* **Task item**:
The lines wanted are those in the data below that include "icon".

── Supplied records

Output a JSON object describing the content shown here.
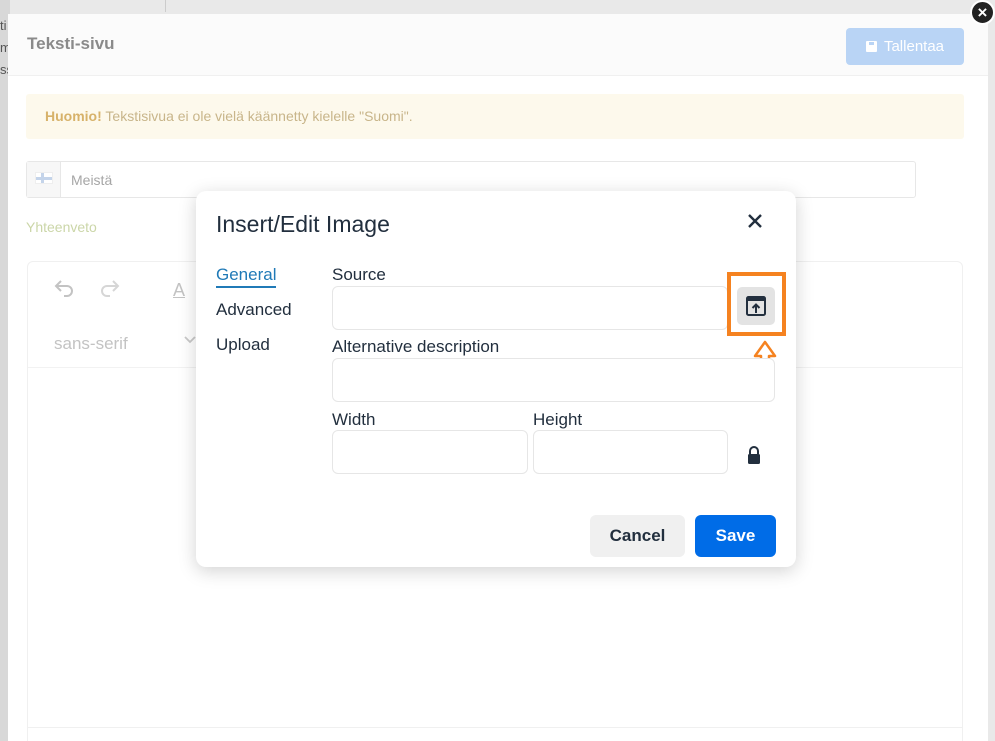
{
  "background": {
    "left_fragments": [
      "ti",
      "m",
      "ss"
    ]
  },
  "panel": {
    "title": "Teksti-sivu",
    "save_label": "Tallentaa",
    "notice_bold": "Huomio!",
    "notice_text": "Tekstisivua ei ole vielä käännetty kielelle \"Suomi\".",
    "language_value": "Meistä",
    "summary_label": "Yhteenveto",
    "editor": {
      "font_family": "sans-serif",
      "undo_icon": "undo-icon",
      "redo_icon": "redo-icon",
      "text_color_icon": "text-color-icon",
      "font_letter": "A"
    },
    "close_icon": "close-circle-icon"
  },
  "dialog": {
    "title": "Insert/Edit Image",
    "close_icon": "close-icon",
    "tabs": [
      {
        "label": "General",
        "active": true
      },
      {
        "label": "Advanced",
        "active": false
      },
      {
        "label": "Upload",
        "active": false
      }
    ],
    "fields": {
      "source_label": "Source",
      "source_value": "",
      "alt_label": "Alternative description",
      "alt_value": "",
      "width_label": "Width",
      "width_value": "",
      "height_label": "Height",
      "height_value": ""
    },
    "browse_icon": "browse-upload-icon",
    "lock_icon": "lock-icon",
    "cancel_label": "Cancel",
    "save_label": "Save"
  },
  "colors": {
    "accent": "#006ce7",
    "highlight": "#f58220",
    "tab_active": "#207ab7"
  }
}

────

* **Problem solution**:
      "undo_icon": "undo-icon",
      "redo_icon": "redo-icon",
      "text_color_icon": "text-color-icon",
    "close_icon": "close-circle-icon"
    "close_icon": "close-icon",
    "browse_icon": "browse-upload-icon",
    "lock_icon": "lock-icon",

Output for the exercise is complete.